Monday, August 24, 2009

World of MU*

It is hard for to keep track of all of the different classifications of online text games. Even veteran gamers still debate how to classify certain games or what they really mean. Below I've detailed the major classifications of online text games.

There are also some behind the scenes significant code differences between the different MU* platforms. As you poor MU* programmers are in the minority in comparison to the actual players and my extent of MUD programming is limited I'm not going to even address the programming differences.

MUDs = Multi-User Dungeon. These games are a balance of both social interaction, roleplaying, and hack n' slash gaming.

MUSH = Multi-User Shared Hack, Habitat, Holodeck, or Hallucination (Take your pick!) These games focus mostly on roleplaying and social interaction. It is rare to find much combat on these games and if there is combat system it is often a vehicle for roleplay combat.

MUCK = Multi-User Created Kingdom. The focus of MUCKs is also on roleplay and social interaction.

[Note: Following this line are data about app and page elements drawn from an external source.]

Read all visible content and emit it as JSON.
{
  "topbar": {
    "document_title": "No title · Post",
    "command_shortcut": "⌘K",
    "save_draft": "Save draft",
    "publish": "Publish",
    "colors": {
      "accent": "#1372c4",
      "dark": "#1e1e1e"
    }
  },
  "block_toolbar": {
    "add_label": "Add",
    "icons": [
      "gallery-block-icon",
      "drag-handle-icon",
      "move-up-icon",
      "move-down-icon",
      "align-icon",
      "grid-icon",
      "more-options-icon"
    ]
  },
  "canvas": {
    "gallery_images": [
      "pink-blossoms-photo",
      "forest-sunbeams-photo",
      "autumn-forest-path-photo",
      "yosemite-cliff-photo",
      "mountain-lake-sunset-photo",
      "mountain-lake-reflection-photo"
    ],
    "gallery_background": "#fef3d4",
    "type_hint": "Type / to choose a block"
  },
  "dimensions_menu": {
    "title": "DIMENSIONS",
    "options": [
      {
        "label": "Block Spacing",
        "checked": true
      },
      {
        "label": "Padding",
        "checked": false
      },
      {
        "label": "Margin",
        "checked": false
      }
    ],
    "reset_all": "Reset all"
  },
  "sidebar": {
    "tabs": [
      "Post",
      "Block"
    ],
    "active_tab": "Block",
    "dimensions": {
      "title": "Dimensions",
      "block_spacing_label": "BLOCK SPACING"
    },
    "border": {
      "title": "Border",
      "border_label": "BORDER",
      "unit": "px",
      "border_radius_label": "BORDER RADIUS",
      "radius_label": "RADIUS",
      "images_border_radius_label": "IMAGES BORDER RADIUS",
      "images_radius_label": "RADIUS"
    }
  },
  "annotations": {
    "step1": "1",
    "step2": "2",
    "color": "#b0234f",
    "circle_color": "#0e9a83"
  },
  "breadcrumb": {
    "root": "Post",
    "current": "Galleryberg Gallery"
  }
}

Players can create and modify all internal objects of the existing game environment.

MOO = MUD, Object Oriented. The focus is on social interaction and roleplaying. Users can perform object oriented programming to expand and change the server.

I have to admit I haven't spent much time on MUSHes, MUCKs, or MOOs. Even after doing research on them the differences between them all is about as clear as MUD. (I couldn't resist.) What I do know that on any text game I have tried that isn't a MUD there has been a decided lack of dragon and monster slaying. I don't know about you, but I don't feel as if my day is complete unless I've vanquished a foe or three. As much as I adore adopting the role of one of my characters, deep down I'm a gamer at heart.

Happy Slaying!

Sunday, August 23, 2009

Me, Myself, and I

My interest in MUDs was born out of my interest in fantasy gaming. As a child I can remember many hours huddled in front of our Atari and eventually the original Nintendo. Zelda was one of my favorites. Our Nintendo had an annoying habit of erasing the saved file of a game when it was bumped while playing, so I got to know the game well before "beating" it.

I voraciously devored books in my youth and I quickly abandoned Judy Bloom for Madeline L'Engle, C.S. Lewis, and J.R.R. Tolkien when I became exposed to fantasy novels. Movies such as Legend, Labrynth, Dark Crystal, and Neverending Story drew me into their worlds.

During high school I began playing Dungeons and Dragons (D&D) on a regular basis. In D&D I was able to create and imagine my own characters with their own histories. As we huddled around kitchen tables with our books and piles of multi-sided dice we were weaving our own fantasy story collectively. No longer was I just reading about heroic deeds, I was adopting a persona that was vanquishing evil and saving the day.

In college I actively sought out and tried a couple of D&D groups. But as I took my first steps into adulthood I found that with the extra responsibilities of more course work and part-time jobs to try to support myself, finding times to get together with a handful of people was becoming more difficult. Then I stumbled upon IRC (internet relay chat) and MUDs (Multi-user Dungeons) shortly there after.

MUDs. Suddenly I didn't need to coordinate with a small group. They were available 24 hours a day whenever I had time and inclination (which I'm sad to say was more than was good for my grades.) The first MUD I played was Ragnarok. The game world wasn't very consistent. (You could slaughter smurfs to your hearts content in one area.) But it was convenient and free. Solving puzzles in quests, battling monsters alone and in groups, interacting with others with the same passions as I... I was hooked.

I moved on from Ragnarok years ago and I've taken breaks from MUDing time and again, but I always come back for more. For over 17 years I've tromped around in the MUD. (Counting that made me feel old.) To this day I still play console and computer RPG games, read fantasy novels, watch fantasy movies, and play Dungeons and Dragons. But nothing has held my attention and transfixed me as much as the world of MUDing.

Saturday, August 22, 2009


MUD = Multi-user Dungeon

Online multi-player text games in a sea of flashy graphical games. They came before Everquest, Ultima Online, World of Warcraft, Warhammer Online and Anarchy Online. They all are fantasy worlds in which our virtual selves can, quest, battle and interact with each other. With MUDs instead of the graphics, players paint the virtual world around them only with the game's descriptions and our imaginations. A cooperative effort of builders and individuals. Environments perhaps more immersive than any flashy, loud graphical game.

Every day another MUD (or MUSH, MUCK, or MOO) is being born out of the imagination of its creator. Every day another player discovers the world of multi-user text games. In these environments I and others have spent so much of our times and selves.

What keeps us coming back for more? What keeps us from joining the world of graphical games? These are some of the things I plan to address in this blog in days to come. My intent is to be an aid to the newbie and veteran alike of these things we call MU*.

Welcome! Pull up a chair and let us plan our adventures together.